Spider-Man Proves Why the Movies Shouldn’t Ignore His Childhood Trauma

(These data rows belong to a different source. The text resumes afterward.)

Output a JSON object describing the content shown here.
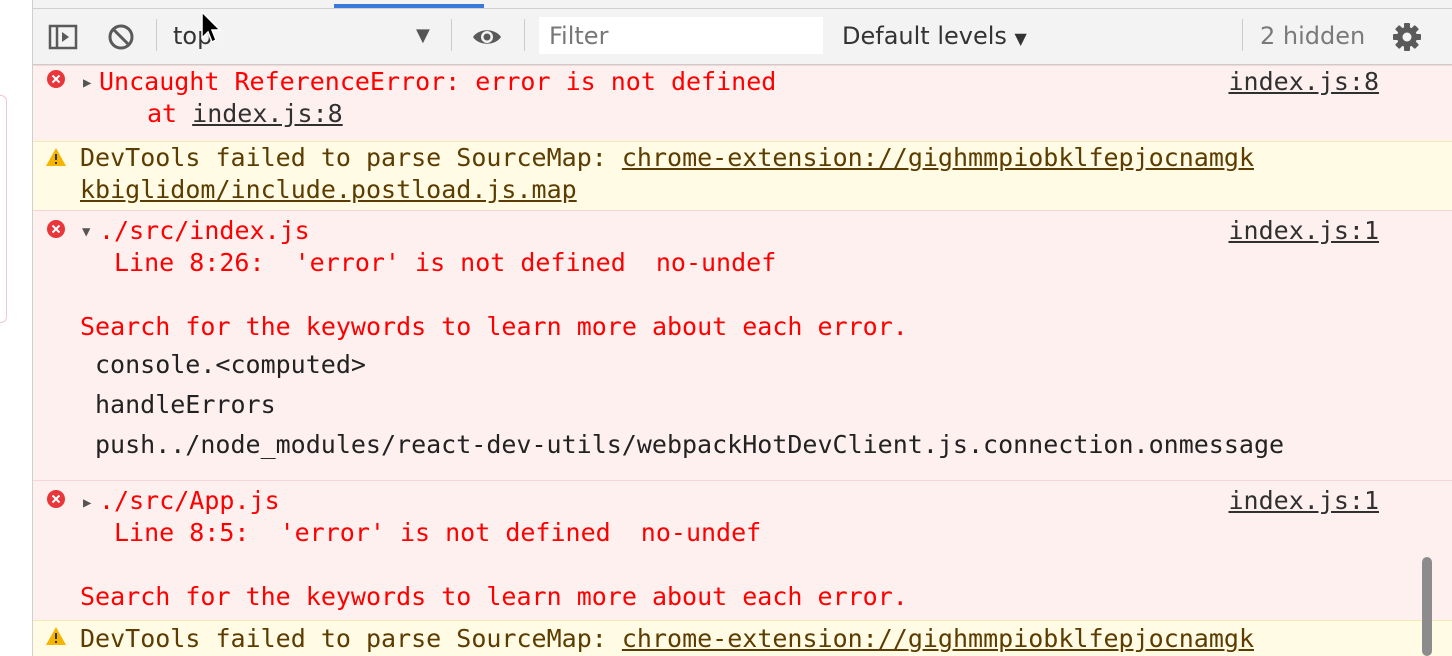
{
  "toolbar": {
    "context": "top",
    "filter_placeholder": "Filter",
    "levels": "Default levels",
    "hidden": "2 hidden"
  },
  "messages": {
    "m1": {
      "text": "Uncaught ReferenceError: error is not defined",
      "at_prefix": "at ",
      "at_link": "index.js:8",
      "source": "index.js:8"
    },
    "m2": {
      "prefix": "DevTools failed to parse SourceMap: ",
      "link1": "chrome-extension://gighmmpiobklfepjocnamgk",
      "link2": "kbiglidom/include.postload.js.map"
    },
    "m3": {
      "title": "./src/index.js",
      "source": "index.js:1",
      "line": "Line 8:26:  'error' is not defined  no-undef",
      "hint": "Search for the keywords to learn more about each error.",
      "stack": [
        "console.<computed>",
        "handleErrors",
        "push../node_modules/react-dev-utils/webpackHotDevClient.js.connection.onmessage"
      ]
    },
    "m4": {
      "title": "./src/App.js",
      "source": "index.js:1",
      "line": "Line 8:5:  'error' is not defined  no-undef",
      "hint": "Search for the keywords to learn more about each error."
    },
    "m5": {
      "prefix": "DevTools failed to parse SourceMap: ",
      "link1": "chrome-extension://gighmmpiobklfepjocnamgk"
    }
  },
  "icons": {
    "sidebar": "sidebar-toggle-icon",
    "clear": "clear-console-icon",
    "eye": "live-expression-eye-icon",
    "gear": "gear-icon",
    "error": "error-icon",
    "warning": "warning-icon"
  },
  "colors": {
    "error_text": "#ff0000",
    "error_bg": "#fff0f0",
    "warning_bg": "#fffbe5",
    "warning_text": "#5c3c00",
    "tab_accent": "#3879d9"
  }
}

Warning: spoilers for The Amazing Spider-Man #2 are ahead. ,It may sound cliché, but Spider-Man’s confidence in dealing with even the scariest villains stems from navigating the horrors of his high school experience as Peter Parker – which was far darker in Marvel Comics than his family-friendly movies let on. The extent of the trauma that Peter Parker endured daily in the comic books, primarily at the hands of Eugene “Flash” Thompson, is something that has galvanized him as a hero and an experience that he still reflects on to this day. On a deeper level, this is also presented as the reason that the radioactive spider found and empowered him in the first place, suggesting that his origin was no accident.,Though the original Spider-Man trilogy directed by Sam Raimi and the MCU trilogy both touch upon the abuse and social isolation Peter Parker feels in high school, the comics presented him with far greater misery. On the page, Thompson’s bullying is more menacing and relentless in nature, including berating Peter for his bookish ways, busting his glasses, and referring to him derisively as “Puny Parker.” Given that Spider-Man’s alter ego appears scrawnier in the comics and that Flash feels more physically imposing, the threat of violence exists in a more pronounced way. This is why it is a bigger turning point for Parker’s personal growth when he finally stands up to his bully.,Related: Amazing Spider-Man’s Biggest Mistake Gets Even Worse in Marvel Comics,As a callback to his days of being bullied in high school, Peter Parker notes in The Amazing Spider-Man #2 by Zeb Wells and John Romita Jr. that Tombstone’s attempts to intimidate Spider-Man are in line with the view of villains as overpowered bullies. This is a class of scoundrel that he has dealt with often in his daily life. Parker says of the self-styled crime boss, “He’s a bully. He tries to move into your head. But I’ve been dealing with bullies my whole life. Threats don’t work on me.”,It slips under the radar, but Spider-Man’s intimate understanding of being the little guy may be just as consequential to his desire to protect the city as Uncle Ben’s famous advice of “With great power, comes great responsibility.” That is why when Uncle Ben abandoned this rhetoric, Spider-Man remained undeterred and still found a way to do what was right. When there was a mysticism added to Peter Parker’s fateful radioactive spider bite by The Gatekeeper in Amazing Spider-Man #507 by J. Michael Straczynski and John Romita Jr., this deity said it was precisely because of how he had suffered and longed to strike back that he was chosen. His list of abuse was extensive, describing times when he had been “tripped, struck, beaten and humiliated before others.”,His unfortunate history with bullying puts so much of Parker’s personality and ideals into better perspective, whether it is his dogged determination to get back up after any significant physical or psychological blows or Spider-Man’s ability to disarm his foes with humor. His banter is not just to amuse himself and others – but serves as a way to flip the script on bullies, laughing at them instead of being intimidated by them. With the pervasiveness of bullying in the real world, it is important to drill down into the torment that even one of the most likable heroes of all time suffered. By providing Peter Parker‘s trauma only in small doses in his big screen adventures, much of what has made Spider-Man so relatable, and an animus that drives him to this day, is missed.,Next: Marvel Comics Is Cheating Readers With Latest Spider-Man Cover,The Amazing Spider-Man #2 is available now from Marvel Comics.